This was radical brutal change. But above all else it was change that could be substantially apprehended by our physical senses. Change that, because it was visible, loud and large scale, could be apprehended by the human sensory system as it has developed over countless millennia. An enormous steam engine was recognisable for exactly what is was.
Today we stand on the threshold of another revolution determined by a new type of technology and machine which are no longer the huge self-evident monsters hissing steam, radiating heat and locking us into their rhythms. They are algorithms, invisible, inaudible yet immensely powerful mechanisms for which our sensory systems are not equipped to deal. Virtual worlds of no substance are emerging and at first glance we cannot recognise them for what they are. They don’t compel us, they seduce us. And so we stumble on from one snare to the next and yet still feel good, seeing ourselves as free beings living in a comfort zone.
Our species has created a world that lives from the shedding of substance. But what does that mean? Here we can call on Ludwig Wittgenstein from whose work the title of this blog is drawn: “If the world had no substance then whether a proposition had sense would depend on whether another proposition was true. It would then be impossible to form a picture of the world (true or false).” (From:Tractatus logico-philosophicus, 2.0211/2.0212).

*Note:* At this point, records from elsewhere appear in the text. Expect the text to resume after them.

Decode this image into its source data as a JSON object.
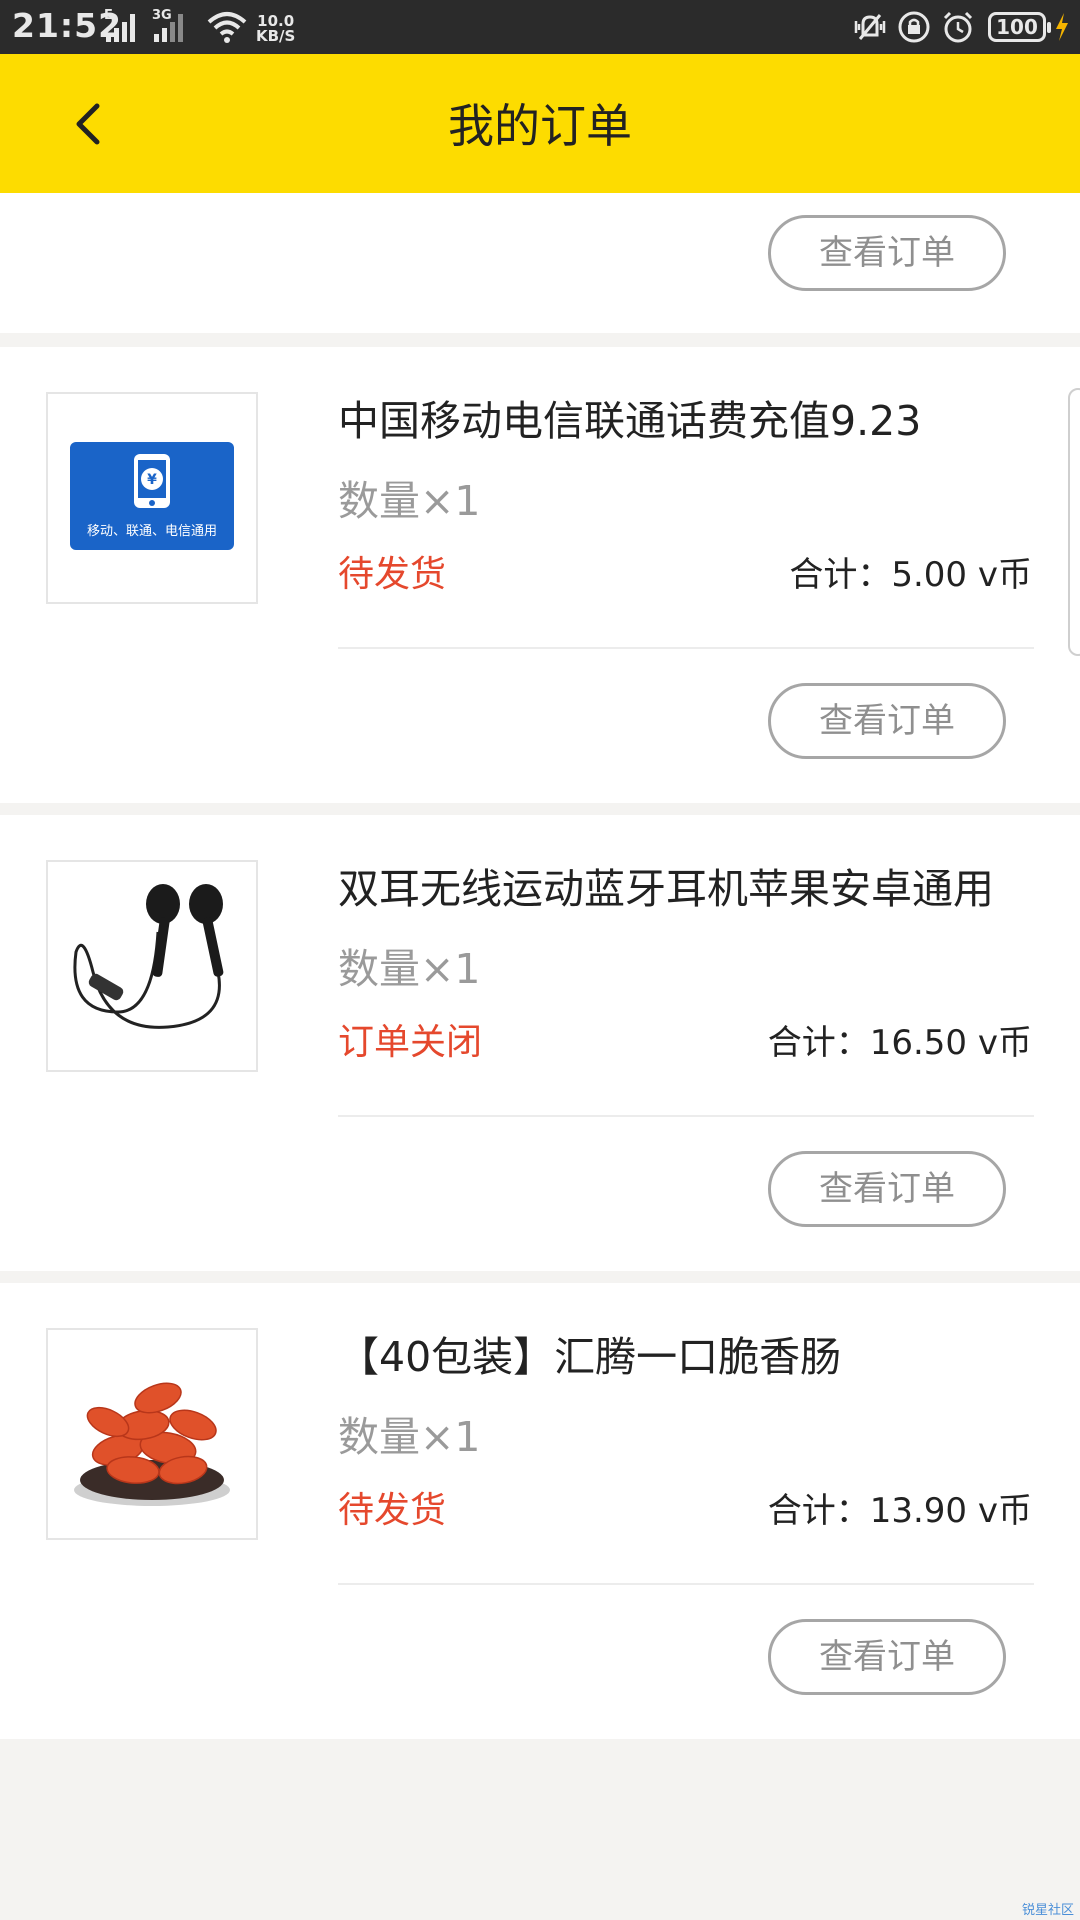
{
  "status_bar": {
    "time": "21:52",
    "network_type_1": "E",
    "network_type_2": "3G",
    "speed_value": "10.0",
    "speed_unit": "KB/S",
    "battery": "100"
  },
  "header": {
    "title": "我的订单",
    "back_icon": "chevron-left-icon",
    "background_color": "#fddc00"
  },
  "partial_card": {
    "view_button": "查看订单"
  },
  "orders": [
    {
      "name": "中国移动电信联通话费充值9.23",
      "quantity": "数量×1",
      "status": "待发货",
      "total": "合计：5.00 v币",
      "view_button": "查看订单",
      "image_caption": "移动、联通、电信通用",
      "image_icon": "phone-yuan-icon"
    },
    {
      "name": "双耳无线运动蓝牙耳机苹果安卓通用",
      "quantity": "数量×1",
      "status": "订单关闭",
      "total": "合计：16.50 v币",
      "view_button": "查看订单",
      "image_icon": "earphones-icon"
    },
    {
      "name": "【40包装】汇腾一口脆香肠",
      "quantity": "数量×1",
      "status": "待发货",
      "total": "合计：13.90 v币",
      "view_button": "查看订单",
      "image_icon": "sausage-plate-icon"
    }
  ],
  "watermark": "锐星社区",
  "colors": {
    "status_red": "#e5482d",
    "page_background": "#f4f3f1"
  }
}
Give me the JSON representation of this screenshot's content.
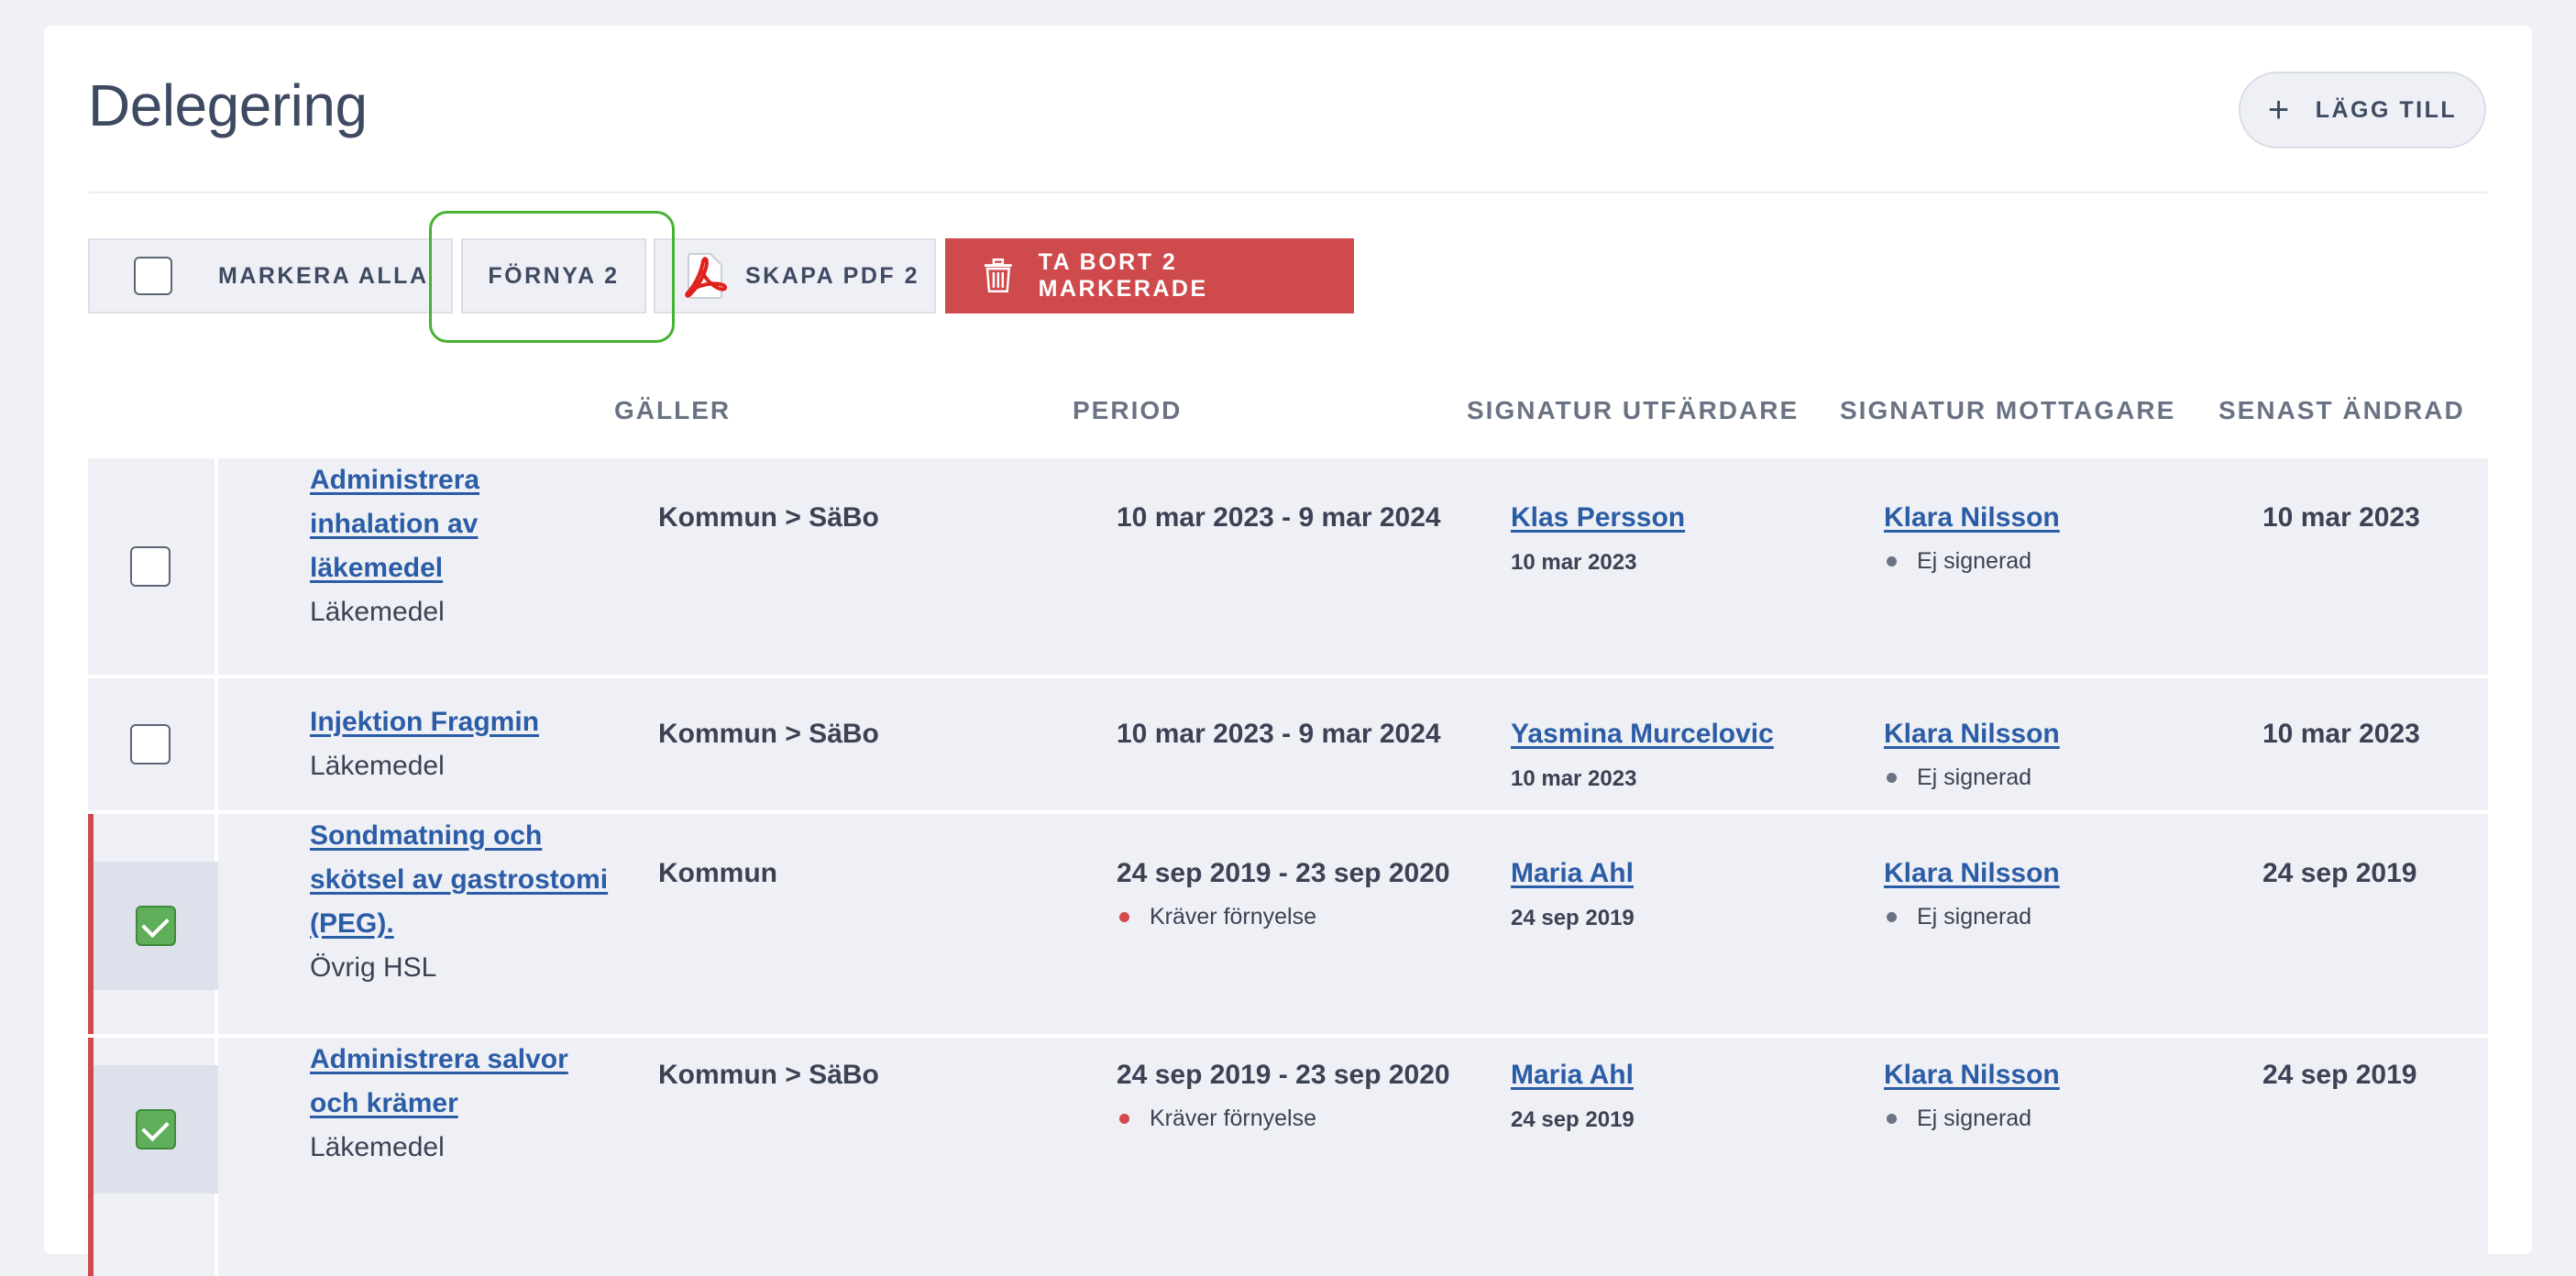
{
  "page": {
    "title": "Delegering",
    "add_label": "LÄGG TILL"
  },
  "toolbar": {
    "mark_all": "MARKERA ALLA",
    "renew": "FÖRNYA 2",
    "create_pdf": "SKAPA PDF 2",
    "delete": "TA BORT 2 MARKERADE"
  },
  "columns": {
    "galler": "GÄLLER",
    "period": "PERIOD",
    "sig_issuer": "SIGNATUR UTFÄRDARE",
    "sig_receiver": "SIGNATUR MOTTAGARE",
    "modified": "SENAST ÄNDRAD"
  },
  "rows": [
    {
      "checked": false,
      "name_lines": [
        "Administrera",
        "inhalation av",
        "läkemedel"
      ],
      "category": "Läkemedel",
      "galler": "Kommun > SäBo",
      "period": "10 mar 2023 - 9 mar 2024",
      "period_status": "",
      "issuer": "Klas Persson",
      "issuer_date": "10 mar 2023",
      "receiver": "Klara Nilsson",
      "receiver_status": "Ej signerad",
      "modified": "10 mar 2023"
    },
    {
      "checked": false,
      "name_lines": [
        "Injektion Fragmin"
      ],
      "category": "Läkemedel",
      "galler": "Kommun > SäBo",
      "period": "10 mar 2023 - 9 mar 2024",
      "period_status": "",
      "issuer": "Yasmina Murcelovic",
      "issuer_date": "10 mar 2023",
      "receiver": "Klara Nilsson",
      "receiver_status": "Ej signerad",
      "modified": "10 mar 2023"
    },
    {
      "checked": true,
      "name_lines": [
        "Sondmatning och",
        "skötsel av gastrostomi",
        "(PEG)."
      ],
      "category": "Övrig HSL",
      "galler": "Kommun",
      "period": "24 sep 2019 - 23 sep 2020",
      "period_status": "Kräver förnyelse",
      "issuer": "Maria Ahl",
      "issuer_date": "24 sep 2019",
      "receiver": "Klara Nilsson",
      "receiver_status": "Ej signerad",
      "modified": "24 sep 2019"
    },
    {
      "checked": true,
      "name_lines": [
        "Administrera salvor",
        "och krämer"
      ],
      "category": "Läkemedel",
      "galler": "Kommun > SäBo",
      "period": "24 sep 2019 - 23 sep 2020",
      "period_status": "Kräver förnyelse",
      "issuer": "Maria Ahl",
      "issuer_date": "24 sep 2019",
      "receiver": "Klara Nilsson",
      "receiver_status": "Ej signerad",
      "modified": "24 sep 2019"
    }
  ],
  "colors": {
    "accent_link": "#2b5ca6",
    "danger": "#cf4a4c",
    "highlight": "#48b233",
    "checked": "#5fae5a"
  }
}
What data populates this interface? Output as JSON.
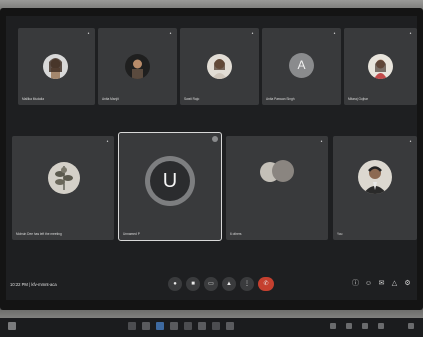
{
  "participants": [
    {
      "name": "Mallika Mudalia",
      "mic_icon": "mic-off-icon"
    },
    {
      "name": "Anita Manjit",
      "mic_icon": "mic-off-icon"
    },
    {
      "name": "Swati Rajo",
      "mic_icon": "mic-off-icon"
    },
    {
      "name": "Anita Paswan Singh",
      "initial": "A",
      "mic_icon": "mic-off-icon"
    },
    {
      "name": "Mitaraj Gujhar",
      "mic_icon": "mic-off-icon"
    },
    {
      "name": "Mohsin Dee has left the meeting",
      "mic_icon": "mic-off-icon"
    },
    {
      "name": "Unnamed P",
      "initial": "U",
      "mic_icon": "mic-icon"
    },
    {
      "name": "6 others",
      "mic_icon": "people-icon"
    },
    {
      "name": "You",
      "mic_icon": "mic-off-icon"
    }
  ],
  "meeting": {
    "time": "10:22 PM",
    "code": "kfv-mmnt-aca"
  },
  "controls": {
    "mic": "mic-off-icon",
    "camera": "camera-off-icon",
    "captions": "captions-icon",
    "present": "present-icon",
    "more": "more-options-icon",
    "end": "end-call-icon"
  },
  "right_controls": [
    "info-icon",
    "people-icon",
    "chat-icon",
    "activities-icon",
    "host-controls-icon"
  ],
  "colors": {
    "tile": "#393a3c",
    "stage": "#1e1f21",
    "end_call": "#c5402f",
    "unnamed_ring": "#7d7e80"
  }
}
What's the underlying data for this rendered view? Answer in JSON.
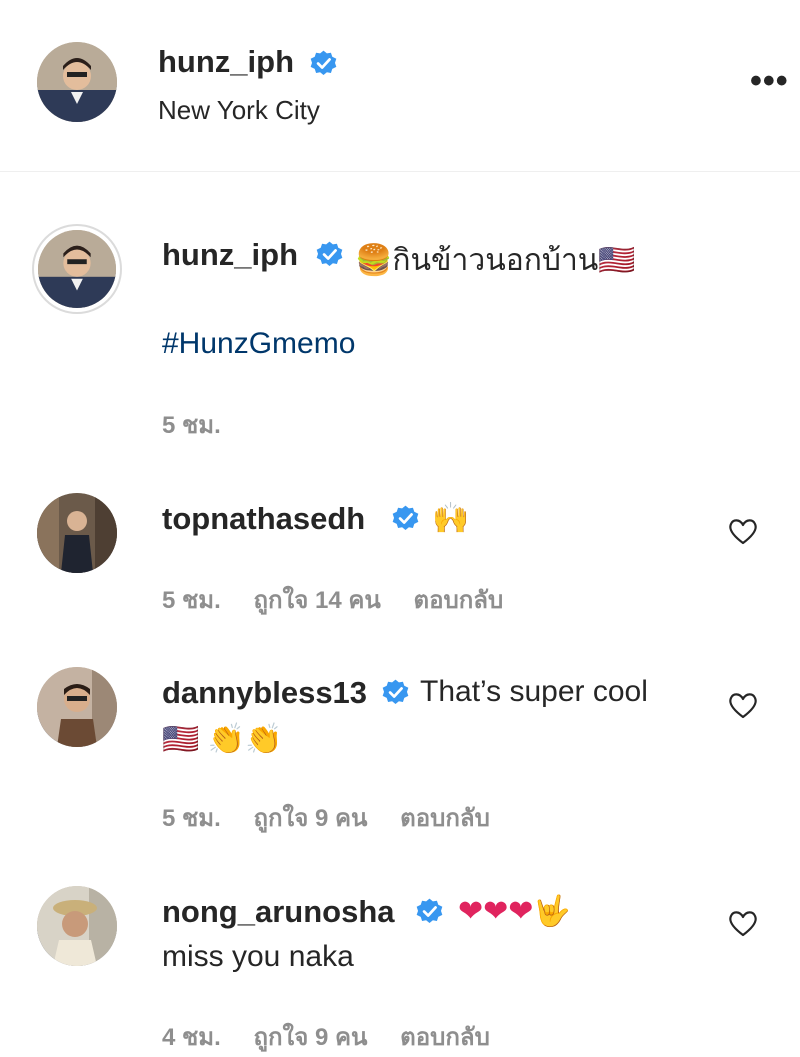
{
  "header": {
    "username": "hunz_iph",
    "location": "New York City",
    "more_label": "•••"
  },
  "caption": {
    "username": "hunz_iph",
    "text": "🍔กินข้าวนอกบ้าน🇺🇸",
    "hashtag": "#HunzGmemo",
    "time": "5 ชม."
  },
  "comments": [
    {
      "username": "topnathasedh",
      "text": "🙌",
      "time": "5 ชม.",
      "likes": "ถูกใจ 14 คน",
      "reply": "ตอบกลับ"
    },
    {
      "username": "dannybless13",
      "text": "That’s super cool",
      "text2": "🇺🇸 👏👏",
      "time": "5 ชม.",
      "likes": "ถูกใจ 9 คน",
      "reply": "ตอบกลับ"
    },
    {
      "username": "nong_arunosha",
      "text": "❤❤❤🤟",
      "text2": "miss you naka",
      "time": "4 ชม.",
      "likes": "ถูกใจ 9 คน",
      "reply": "ตอบกลับ"
    }
  ],
  "colors": {
    "verified": "#3897f0",
    "hashtag": "#00376b",
    "meta": "#8e8e8e"
  },
  "icons": {
    "verified": "verified-badge-icon",
    "heart": "heart-outline-icon",
    "more": "more-options-icon"
  }
}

When Paul Watzlawick was writing his brilliant book How Real is Real? he had no notion of such a construction of reality. In a physically near imperceptible, very quiet, invisible yet immensely powerful way this new revolution is making us square up to the question of just how efficiently and how quickly can we develop and sharpen our system of sensory perception and our consciousness with the aim of dealing with these seemingly innocuous yet rapid currents of change in an intelligent and self-confident manner. The great confusion in which the real and the fake now contend is giving rise to an unprecedented loss of reality. Think of the Matrix film. Today there is no option other than that we continue to surrender information and data. Yet at the same time our knowledge and our awareness of such a development is expanding. And for as long as people are active in the game, no force will ever arise without producing its own counter-force.
The new age is still in its infancy. Its course will be set across the decades that lie before us.